Much of the soft acoustic production comes from industry heavyweights Frank Dukes, Jamie xx and James Blake but his sound is distinctly his own. His voice is bassy and warm and manages to be delicate while also captivating his audience. The album is punctuated by voicemails, possibly inspired by fellow Toronto native Drake, and these interludes are all part of his attempt to give his community a voice. Alongside mourning his friend, Mustafa highlights the gentrification of his home and the lack of opportunities for his friends who survive. This is a deeply personal album from an important new voice in music.
Highlights: ‘Stay Alive’/‘Air Forces’/‘Capo’
Olivia Rodrigo | SOUR
When she was young, Olivia Rodrigo and her mother would go into record stores and pick up random vinyl from different artists. She would go home and listen to them, developing her eclectic taste and knack for storytelling. Above anything else this album is a heartbreak record, and her unabashed, blunt approach to this theme is its best attribute. Rodrigo is clearly gutted by a breakup, and the real life gossip of its origin only added to the album’s appeal. The album balances words of wisdom and earnestness with unashamed pettiness. Tracks like ‘deja vu’ are more scathing than most modern rap diss tracks. In moments like these comparisons to her idol Taylor Swift are evident.
Her unexpected production choices establish her own lane though, as she veers between frantic pop punk, delicate balladry and blown out electronics. The unprecedented success of her first single ‘drivers license’ has catapulted Rodrigo to pop stardom, and the album backs up this success with real quality songwriting. The repeated references to her heartbreak can be waning, but it’s a moment in time in a teenager’s life when she can’t think about anything else. For many the album will conjure nostalgia—whether emotionally or based on her musical influences—and for others she represents a new star to follow and support.
Highlights: ‘drivers license’/‘deja vu’/‘enough for you’
The Weather Station | Ignorance
The climate crisis isn’t exactly the most accessible topic to centre an album around, but such is the majesty of Tamara Lindeman’s songwriting on Ignorance that it brings an issue often presented as vague or distant into devastating focus, outlining the impact of the crisis with an unexpectedly emotional perspective that humanises the problem like no media I’ve heard, seen or read before March 2021, or since

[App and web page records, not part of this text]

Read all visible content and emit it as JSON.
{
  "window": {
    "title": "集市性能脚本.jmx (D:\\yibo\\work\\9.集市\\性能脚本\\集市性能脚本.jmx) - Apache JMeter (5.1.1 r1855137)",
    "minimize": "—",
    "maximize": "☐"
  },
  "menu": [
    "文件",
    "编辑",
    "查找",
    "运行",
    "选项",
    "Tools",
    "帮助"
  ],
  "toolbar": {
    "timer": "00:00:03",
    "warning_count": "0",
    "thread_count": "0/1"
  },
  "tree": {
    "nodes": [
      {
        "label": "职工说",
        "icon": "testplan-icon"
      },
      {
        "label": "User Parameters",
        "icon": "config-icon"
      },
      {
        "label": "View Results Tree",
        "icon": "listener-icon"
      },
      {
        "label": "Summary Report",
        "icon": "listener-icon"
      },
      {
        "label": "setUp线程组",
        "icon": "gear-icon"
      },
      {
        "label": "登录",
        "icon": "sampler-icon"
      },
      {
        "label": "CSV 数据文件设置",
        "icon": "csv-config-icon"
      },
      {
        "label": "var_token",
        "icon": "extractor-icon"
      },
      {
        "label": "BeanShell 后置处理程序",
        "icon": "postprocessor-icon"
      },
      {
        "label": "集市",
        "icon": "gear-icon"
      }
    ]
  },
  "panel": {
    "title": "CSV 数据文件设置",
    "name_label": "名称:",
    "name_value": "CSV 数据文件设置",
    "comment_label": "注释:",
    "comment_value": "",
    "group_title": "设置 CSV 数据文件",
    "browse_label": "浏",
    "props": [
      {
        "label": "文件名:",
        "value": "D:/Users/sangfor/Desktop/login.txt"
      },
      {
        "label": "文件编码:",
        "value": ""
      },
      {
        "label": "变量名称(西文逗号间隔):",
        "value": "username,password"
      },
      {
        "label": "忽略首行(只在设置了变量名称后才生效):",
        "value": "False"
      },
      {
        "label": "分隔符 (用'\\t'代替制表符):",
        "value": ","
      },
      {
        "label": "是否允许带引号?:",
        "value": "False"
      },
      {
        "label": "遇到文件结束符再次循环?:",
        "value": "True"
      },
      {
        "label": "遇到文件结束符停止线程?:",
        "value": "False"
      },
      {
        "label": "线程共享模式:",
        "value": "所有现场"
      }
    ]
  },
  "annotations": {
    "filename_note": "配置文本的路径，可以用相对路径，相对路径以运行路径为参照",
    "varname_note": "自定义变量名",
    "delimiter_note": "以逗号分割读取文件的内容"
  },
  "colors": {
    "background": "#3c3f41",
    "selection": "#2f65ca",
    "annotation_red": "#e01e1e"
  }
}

As profound as Lindeman’s lyricism is throughout these ten tracks, as much power lies in the musical execution of her fifth album, which sees The Weather Station complete a staggering evolution from their humble folk beginnings into the full blown rock orchestra presented in all its euphonic glory on Ignorance.
Highlights: ‘Robber’/’Parking Lot’/’Heart’